There was a time where marketers viewed social media mainly as a ‘brand awareness’ channel, but this view has drastically changed. The full potential of social media is becoming continuously apparent and the pandemic has only exemplified this. We are likely to see social media shopfronts take centre stage this year, allowing such platforms to dominate the world of ecommerce and replace branded websites as the ultimate destination for transactions. Networks such as Facebook and Instagram are investing a huge amount into simplifying the purchase journey on social media without users ever having to leave the platform. This is an extremely smart move, as it makes for a better user experience by creating a simple, seamless sales process – while also retaining users on the platform. Win-win! With social commerce continuing to grow in 2021, brands will have to adapt to these platforms with new rules, features and refined buyer journey mapping. Platforms are looking no further than the king of ecommerce, Amazon, who has enjoyed substantial success throughout the pandemic. For those lucky enough to have experienced their genius one-click purchase journey first-hand, it’s understandable why this model continues to lead the way in the world of ecommerce.


Reporting dashboards

Data, data and more data

In a time where we have endless data at our fingertips, there is really little excuse to not use it. This year will be all about performance analytics. Gone are the days of dull Powerpoint presentations featuring amalgamated figures extracted from different systems, softwares and spreadsheets to report on performance. Marketing decisions will be largely guided by centralised, streamlined, quickly accessible data. Dashboards are likely to become the norm in boardrooms, providing a full 360-degree view of the business, it’s employees, customers, competitors – the list goes on. And it’s not just about quantity, but quality of data. New and better ways of evaluating user experience will also emerge, with instant measurability of key performance indicators to help guide marketing decision-making. What’s more, 2021 will be the biggest year for digital-driven, data-first marketing. Brands that are not already thinking with their digital hats on above all else will be playing catch up this year to keep up with market demands.
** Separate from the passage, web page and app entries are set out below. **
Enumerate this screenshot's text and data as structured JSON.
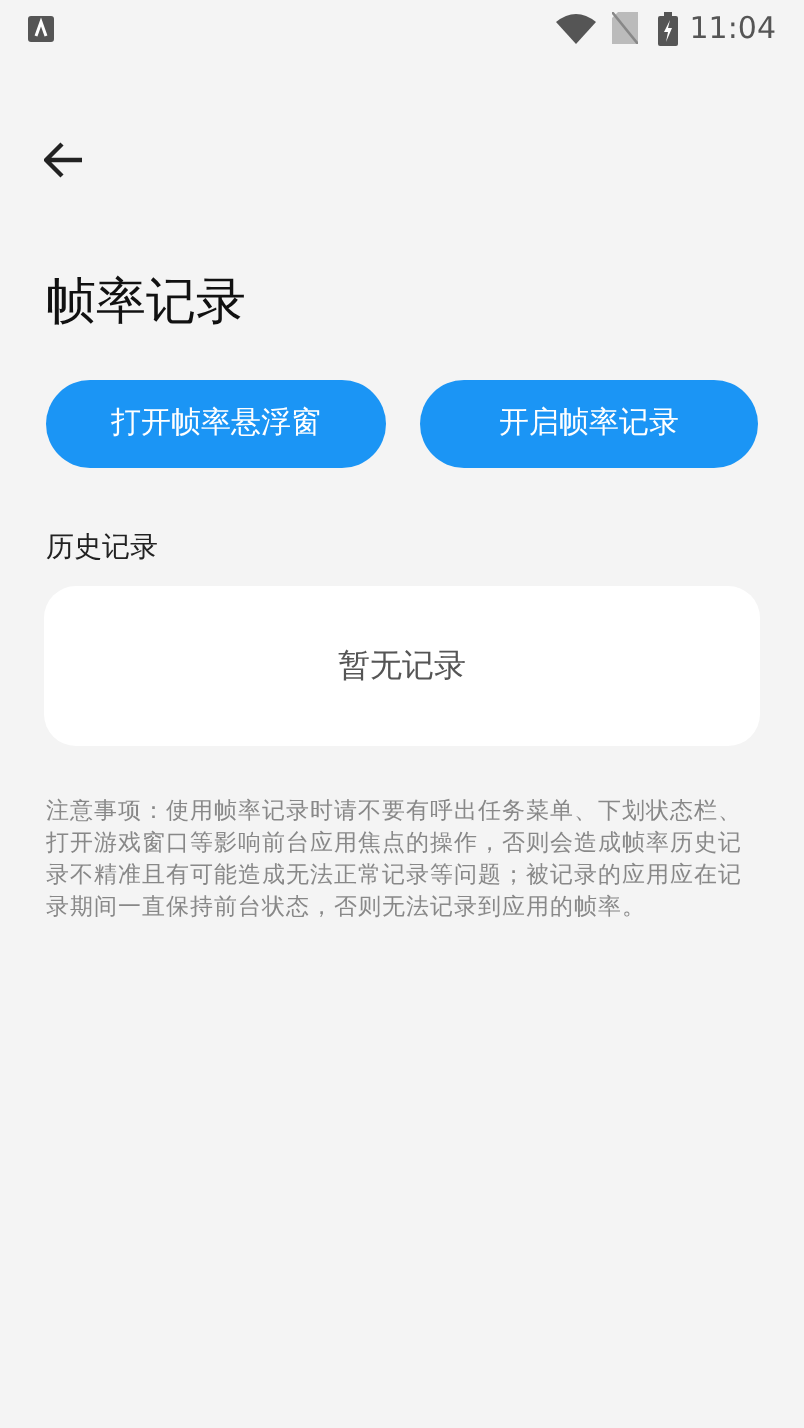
{
  "status_bar": {
    "time": "11:04"
  },
  "title": "帧率记录",
  "buttons": [
    "打开帧率悬浮窗",
    "开启帧率记录"
  ],
  "history": {
    "heading": "历史记录",
    "empty_text": "暂无记录"
  },
  "note": "注意事项：使用帧率记录时请不要有呼出任务菜单、下划状态栏、打开游戏窗口等影响前台应用焦点的操作，否则会造成帧率历史记录不精准且有可能造成无法正常记录等问题；被记录的应用应在记录期间一直保持前台状态，否则无法记录到应用的帧率。"
}
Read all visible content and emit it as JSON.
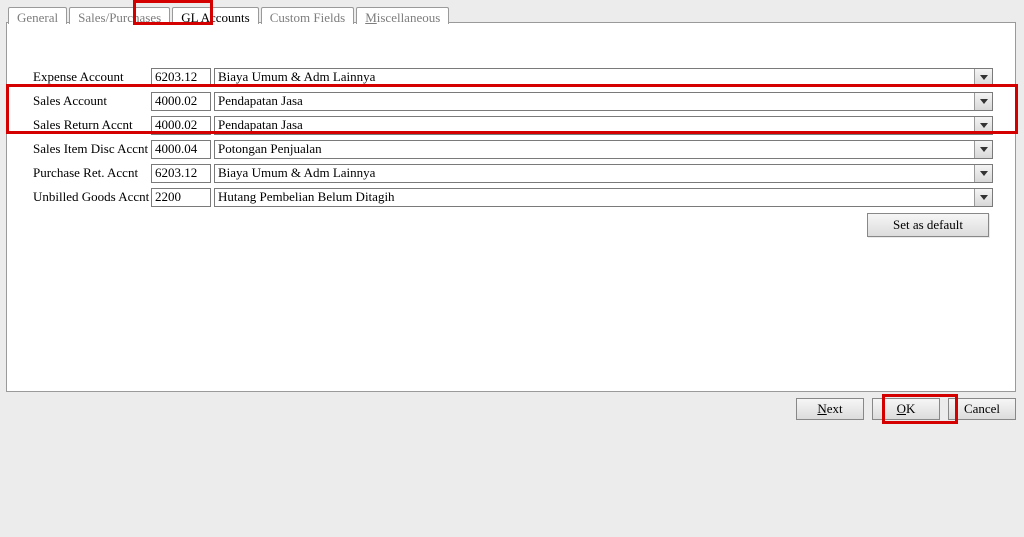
{
  "tabs": {
    "general": "General",
    "sales_purchases": "Sales/Purchases",
    "gl_accounts_prefix": "G",
    "gl_accounts_letter": "L",
    "gl_accounts_suffix": " Accounts",
    "custom_fields": "Custom Fields",
    "miscellaneous_letter": "M",
    "miscellaneous_suffix": "iscellaneous"
  },
  "rows": {
    "expense": {
      "label": "Expense Account",
      "code": "6203.12",
      "desc": "Biaya Umum & Adm Lainnya"
    },
    "sales": {
      "label": "Sales Account",
      "code": "4000.02",
      "desc": "Pendapatan Jasa"
    },
    "sales_return": {
      "label": "Sales Return Accnt",
      "code": "4000.02",
      "desc": "Pendapatan Jasa"
    },
    "sales_disc": {
      "label": "Sales Item Disc Accnt",
      "code": "4000.04",
      "desc": "Potongan Penjualan"
    },
    "purchase_ret": {
      "label": "Purchase Ret. Accnt",
      "code": "6203.12",
      "desc": "Biaya Umum & Adm Lainnya"
    },
    "unbilled": {
      "label": "Unbilled Goods Accnt",
      "code": "2200",
      "desc": "Hutang Pembelian Belum Ditagih"
    }
  },
  "buttons": {
    "set_default": "Set as default",
    "next_letter": "N",
    "next_suffix": "ext",
    "ok_letter": "O",
    "ok_suffix": "K",
    "cancel": "Cancel"
  }
}
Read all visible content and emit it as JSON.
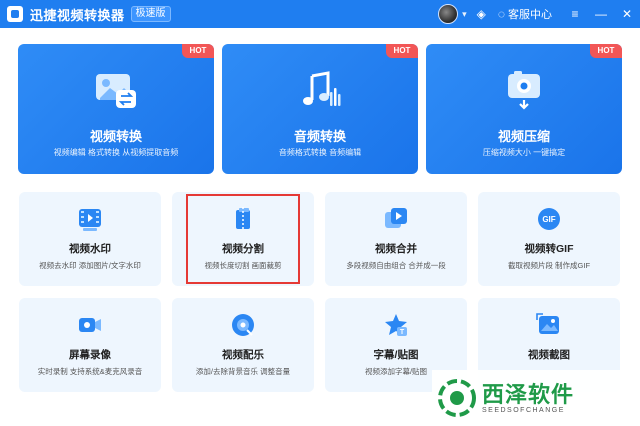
{
  "titlebar": {
    "app_title": "迅捷视频转换器",
    "edition": "极速版",
    "service_label": "客服中心",
    "minimize": "—",
    "close": "✕"
  },
  "top_cards": [
    {
      "title": "视频转换",
      "subtitle": "视频编辑 格式转换 从视频提取音频",
      "badge": "HOT",
      "icon": "video-convert-icon"
    },
    {
      "title": "音频转换",
      "subtitle": "音频格式转换 音频编辑",
      "badge": "HOT",
      "icon": "audio-convert-icon"
    },
    {
      "title": "视频压缩",
      "subtitle": "压缩视频大小 一键搞定",
      "badge": "HOT",
      "icon": "video-compress-icon"
    }
  ],
  "tools": [
    {
      "title": "视频水印",
      "subtitle": "视频去水印 添加图片/文字水印",
      "icon": "watermark-icon"
    },
    {
      "title": "视频分割",
      "subtitle": "视频长度切割 画面裁剪",
      "icon": "split-icon"
    },
    {
      "title": "视频合并",
      "subtitle": "多段视频自由组合 合并成一段",
      "icon": "merge-icon"
    },
    {
      "title": "视频转GIF",
      "subtitle": "截取视频片段 制作成GIF",
      "icon": "gif-icon"
    },
    {
      "title": "屏幕录像",
      "subtitle": "实时录制 支持系统&麦克风录音",
      "icon": "screen-record-icon"
    },
    {
      "title": "视频配乐",
      "subtitle": "添加/去除背景音乐 调整音量",
      "icon": "music-icon"
    },
    {
      "title": "字幕/贴图",
      "subtitle": "视频添加字幕/贴图",
      "icon": "subtitle-icon"
    },
    {
      "title": "视频截图",
      "subtitle": "",
      "icon": "screenshot-icon"
    }
  ],
  "watermark": {
    "main": "西泽软件",
    "sub": "SEEDSOFCHANGE"
  },
  "colors": {
    "accent": "#1f7ef0",
    "card_bg": "#eef6fe",
    "hot": "#f25656",
    "highlight": "#e53935"
  }
}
2020 was a challenging year for all businesses and the unpredictable nature of the pandemic has presented us with a great opportunity to adjust the way we engage with our stakeholders, both internally and externally. The multiple lockdowns drove the trend of virtual working, connecting and consuming, which has ultimately led to the need for creating more human experiences through technology. This year, the key is to remain optimistic, listen to our customers and make the necessary changes to drive our brands forward. But most importantly, believe that better times await. By working together, embracing the exciting opportunities that have come out of such a challenging time and ultimately strive for better, things will start to improve as we move through the year.


Authored by Jamie Rayner